**WHAT YOU ARE ASKED TO DO:** How many lines in the records below contain the word "private"? Answer with the number alone.
# # # # #
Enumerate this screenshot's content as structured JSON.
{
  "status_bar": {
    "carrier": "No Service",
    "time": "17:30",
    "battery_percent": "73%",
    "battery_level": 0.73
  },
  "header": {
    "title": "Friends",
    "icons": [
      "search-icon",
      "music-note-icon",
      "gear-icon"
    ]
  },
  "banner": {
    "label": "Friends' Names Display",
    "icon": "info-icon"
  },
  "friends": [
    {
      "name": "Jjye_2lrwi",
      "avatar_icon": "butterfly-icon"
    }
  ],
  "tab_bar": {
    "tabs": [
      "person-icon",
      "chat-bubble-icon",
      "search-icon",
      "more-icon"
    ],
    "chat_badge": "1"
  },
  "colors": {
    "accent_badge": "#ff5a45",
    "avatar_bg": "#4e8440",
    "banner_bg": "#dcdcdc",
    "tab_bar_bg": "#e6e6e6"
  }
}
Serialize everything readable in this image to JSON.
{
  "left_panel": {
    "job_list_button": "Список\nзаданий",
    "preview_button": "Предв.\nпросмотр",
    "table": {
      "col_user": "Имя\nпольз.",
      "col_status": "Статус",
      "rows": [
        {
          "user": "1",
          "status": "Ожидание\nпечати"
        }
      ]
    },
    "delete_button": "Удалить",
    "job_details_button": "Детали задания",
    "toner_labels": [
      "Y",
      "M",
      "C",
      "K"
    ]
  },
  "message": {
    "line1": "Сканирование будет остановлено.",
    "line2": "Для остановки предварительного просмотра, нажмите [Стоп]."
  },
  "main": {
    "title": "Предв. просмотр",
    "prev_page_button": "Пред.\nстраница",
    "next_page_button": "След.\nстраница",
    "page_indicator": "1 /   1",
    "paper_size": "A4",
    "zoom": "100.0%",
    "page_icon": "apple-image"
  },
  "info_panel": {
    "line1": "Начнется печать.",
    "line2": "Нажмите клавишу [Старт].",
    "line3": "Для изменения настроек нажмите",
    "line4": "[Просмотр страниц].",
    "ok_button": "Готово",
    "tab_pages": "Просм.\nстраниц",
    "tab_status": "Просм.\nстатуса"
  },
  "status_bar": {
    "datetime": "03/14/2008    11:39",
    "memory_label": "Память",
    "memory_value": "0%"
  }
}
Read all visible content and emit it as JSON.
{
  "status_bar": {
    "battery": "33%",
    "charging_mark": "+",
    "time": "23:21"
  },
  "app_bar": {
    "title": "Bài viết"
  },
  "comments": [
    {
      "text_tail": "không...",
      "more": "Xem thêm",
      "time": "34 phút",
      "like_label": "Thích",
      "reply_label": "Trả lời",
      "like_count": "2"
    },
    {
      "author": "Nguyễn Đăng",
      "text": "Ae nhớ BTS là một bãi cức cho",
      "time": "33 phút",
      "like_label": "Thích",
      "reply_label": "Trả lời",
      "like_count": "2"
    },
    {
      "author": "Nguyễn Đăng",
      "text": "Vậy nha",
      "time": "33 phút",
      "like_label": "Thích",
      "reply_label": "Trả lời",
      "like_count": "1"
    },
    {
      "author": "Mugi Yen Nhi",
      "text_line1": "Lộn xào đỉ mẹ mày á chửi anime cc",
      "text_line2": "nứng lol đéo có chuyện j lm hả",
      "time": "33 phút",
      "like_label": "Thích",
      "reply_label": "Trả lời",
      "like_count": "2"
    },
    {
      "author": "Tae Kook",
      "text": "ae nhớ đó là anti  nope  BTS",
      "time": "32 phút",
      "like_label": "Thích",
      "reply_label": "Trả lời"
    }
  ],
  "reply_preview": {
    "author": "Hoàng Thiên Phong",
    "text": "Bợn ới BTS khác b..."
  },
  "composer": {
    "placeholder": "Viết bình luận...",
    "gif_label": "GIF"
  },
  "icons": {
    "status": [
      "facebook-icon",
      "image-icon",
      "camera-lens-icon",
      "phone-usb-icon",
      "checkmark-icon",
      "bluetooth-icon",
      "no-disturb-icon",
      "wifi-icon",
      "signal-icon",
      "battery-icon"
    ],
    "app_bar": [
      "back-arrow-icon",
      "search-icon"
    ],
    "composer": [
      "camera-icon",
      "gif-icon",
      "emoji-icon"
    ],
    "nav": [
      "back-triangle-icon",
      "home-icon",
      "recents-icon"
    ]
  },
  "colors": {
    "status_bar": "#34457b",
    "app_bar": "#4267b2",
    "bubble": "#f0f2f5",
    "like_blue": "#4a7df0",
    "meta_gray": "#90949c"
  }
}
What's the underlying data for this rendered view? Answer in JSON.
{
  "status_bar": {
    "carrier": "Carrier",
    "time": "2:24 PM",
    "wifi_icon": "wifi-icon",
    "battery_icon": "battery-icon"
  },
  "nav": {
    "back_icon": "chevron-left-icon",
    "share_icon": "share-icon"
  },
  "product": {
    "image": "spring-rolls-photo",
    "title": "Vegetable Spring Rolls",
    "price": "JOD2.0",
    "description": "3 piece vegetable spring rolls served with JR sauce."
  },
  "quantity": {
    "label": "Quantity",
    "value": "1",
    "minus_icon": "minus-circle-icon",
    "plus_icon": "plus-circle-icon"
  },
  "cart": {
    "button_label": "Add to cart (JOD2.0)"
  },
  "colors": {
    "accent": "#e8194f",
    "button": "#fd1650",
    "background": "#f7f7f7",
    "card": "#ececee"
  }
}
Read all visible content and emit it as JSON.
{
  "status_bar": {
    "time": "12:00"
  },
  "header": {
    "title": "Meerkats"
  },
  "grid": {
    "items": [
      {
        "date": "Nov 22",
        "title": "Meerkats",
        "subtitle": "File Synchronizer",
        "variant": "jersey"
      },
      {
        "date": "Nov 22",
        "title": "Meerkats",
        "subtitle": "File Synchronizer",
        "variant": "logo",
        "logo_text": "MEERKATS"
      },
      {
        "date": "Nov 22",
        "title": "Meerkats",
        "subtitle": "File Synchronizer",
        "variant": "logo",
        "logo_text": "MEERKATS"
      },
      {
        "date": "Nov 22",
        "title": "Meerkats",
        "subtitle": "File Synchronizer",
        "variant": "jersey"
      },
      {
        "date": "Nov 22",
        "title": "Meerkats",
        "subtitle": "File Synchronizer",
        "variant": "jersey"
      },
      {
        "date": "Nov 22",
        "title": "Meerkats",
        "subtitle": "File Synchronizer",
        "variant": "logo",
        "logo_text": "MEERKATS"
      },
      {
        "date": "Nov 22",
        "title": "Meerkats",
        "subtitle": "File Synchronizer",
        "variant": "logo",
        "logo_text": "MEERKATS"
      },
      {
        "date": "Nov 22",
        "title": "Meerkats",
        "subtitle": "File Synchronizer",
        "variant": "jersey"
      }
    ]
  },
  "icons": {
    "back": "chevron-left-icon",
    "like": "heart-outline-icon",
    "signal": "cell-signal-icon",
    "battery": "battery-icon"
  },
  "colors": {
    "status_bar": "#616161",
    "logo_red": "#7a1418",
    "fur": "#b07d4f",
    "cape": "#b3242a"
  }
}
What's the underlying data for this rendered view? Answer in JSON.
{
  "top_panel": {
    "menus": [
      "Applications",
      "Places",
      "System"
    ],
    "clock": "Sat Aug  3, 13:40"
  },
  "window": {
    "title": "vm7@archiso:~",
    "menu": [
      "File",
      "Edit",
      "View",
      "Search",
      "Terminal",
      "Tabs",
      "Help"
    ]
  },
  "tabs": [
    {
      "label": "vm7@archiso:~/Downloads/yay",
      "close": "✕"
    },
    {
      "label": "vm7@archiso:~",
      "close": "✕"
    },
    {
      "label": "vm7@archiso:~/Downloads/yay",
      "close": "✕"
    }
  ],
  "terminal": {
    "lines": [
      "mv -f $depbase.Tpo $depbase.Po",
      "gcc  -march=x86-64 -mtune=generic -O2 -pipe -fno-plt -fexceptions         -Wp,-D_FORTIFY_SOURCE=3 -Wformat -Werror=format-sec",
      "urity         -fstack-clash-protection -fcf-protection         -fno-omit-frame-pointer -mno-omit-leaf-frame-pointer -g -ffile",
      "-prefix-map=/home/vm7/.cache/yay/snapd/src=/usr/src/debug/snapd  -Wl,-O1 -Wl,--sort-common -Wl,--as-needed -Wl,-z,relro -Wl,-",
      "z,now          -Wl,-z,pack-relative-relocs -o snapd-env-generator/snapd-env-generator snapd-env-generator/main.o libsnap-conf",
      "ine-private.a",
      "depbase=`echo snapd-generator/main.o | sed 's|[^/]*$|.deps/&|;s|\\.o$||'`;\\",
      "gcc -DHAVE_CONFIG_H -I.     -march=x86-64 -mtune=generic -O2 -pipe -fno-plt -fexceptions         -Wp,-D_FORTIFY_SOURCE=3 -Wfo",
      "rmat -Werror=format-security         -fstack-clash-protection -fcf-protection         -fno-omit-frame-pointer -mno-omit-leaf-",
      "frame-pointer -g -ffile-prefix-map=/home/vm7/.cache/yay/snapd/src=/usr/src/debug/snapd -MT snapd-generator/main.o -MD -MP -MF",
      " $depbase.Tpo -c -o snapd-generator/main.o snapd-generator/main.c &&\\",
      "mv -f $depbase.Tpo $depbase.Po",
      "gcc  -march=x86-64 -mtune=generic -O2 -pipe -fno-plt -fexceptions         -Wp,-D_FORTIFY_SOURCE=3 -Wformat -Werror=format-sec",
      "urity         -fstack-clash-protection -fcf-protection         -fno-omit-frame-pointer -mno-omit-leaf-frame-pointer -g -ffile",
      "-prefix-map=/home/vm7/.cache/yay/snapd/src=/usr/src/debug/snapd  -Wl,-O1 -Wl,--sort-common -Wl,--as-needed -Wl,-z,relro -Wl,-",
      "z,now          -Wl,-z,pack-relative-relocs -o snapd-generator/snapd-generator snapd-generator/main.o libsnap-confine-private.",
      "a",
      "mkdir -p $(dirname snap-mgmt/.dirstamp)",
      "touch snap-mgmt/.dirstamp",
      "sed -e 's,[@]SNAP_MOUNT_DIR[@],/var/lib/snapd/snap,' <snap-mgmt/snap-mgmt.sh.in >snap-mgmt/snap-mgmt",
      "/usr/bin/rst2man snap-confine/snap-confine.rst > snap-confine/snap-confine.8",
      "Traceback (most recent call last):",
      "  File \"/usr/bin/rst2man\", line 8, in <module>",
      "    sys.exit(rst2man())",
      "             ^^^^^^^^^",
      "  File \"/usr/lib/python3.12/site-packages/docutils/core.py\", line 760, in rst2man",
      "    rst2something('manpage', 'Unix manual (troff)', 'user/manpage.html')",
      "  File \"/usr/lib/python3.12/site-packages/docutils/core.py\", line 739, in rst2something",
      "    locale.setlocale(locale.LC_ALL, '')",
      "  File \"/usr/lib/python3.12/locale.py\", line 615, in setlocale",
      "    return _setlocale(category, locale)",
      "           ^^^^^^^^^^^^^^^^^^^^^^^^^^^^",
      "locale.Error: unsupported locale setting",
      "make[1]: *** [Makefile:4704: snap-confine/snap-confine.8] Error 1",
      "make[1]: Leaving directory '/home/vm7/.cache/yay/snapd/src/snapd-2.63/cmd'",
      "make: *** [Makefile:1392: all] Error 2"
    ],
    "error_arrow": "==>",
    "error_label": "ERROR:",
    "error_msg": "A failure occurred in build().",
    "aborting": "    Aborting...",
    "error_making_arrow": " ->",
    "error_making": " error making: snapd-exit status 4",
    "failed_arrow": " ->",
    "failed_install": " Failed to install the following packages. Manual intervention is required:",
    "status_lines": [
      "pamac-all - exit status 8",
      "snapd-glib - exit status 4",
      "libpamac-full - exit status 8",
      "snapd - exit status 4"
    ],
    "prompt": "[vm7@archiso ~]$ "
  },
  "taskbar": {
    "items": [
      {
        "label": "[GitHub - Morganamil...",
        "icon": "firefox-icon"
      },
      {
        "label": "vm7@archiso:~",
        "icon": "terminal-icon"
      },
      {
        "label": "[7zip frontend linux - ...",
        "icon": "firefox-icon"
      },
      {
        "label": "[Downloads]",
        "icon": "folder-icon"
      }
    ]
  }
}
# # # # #
**PROBLEM SOLUTION:** 2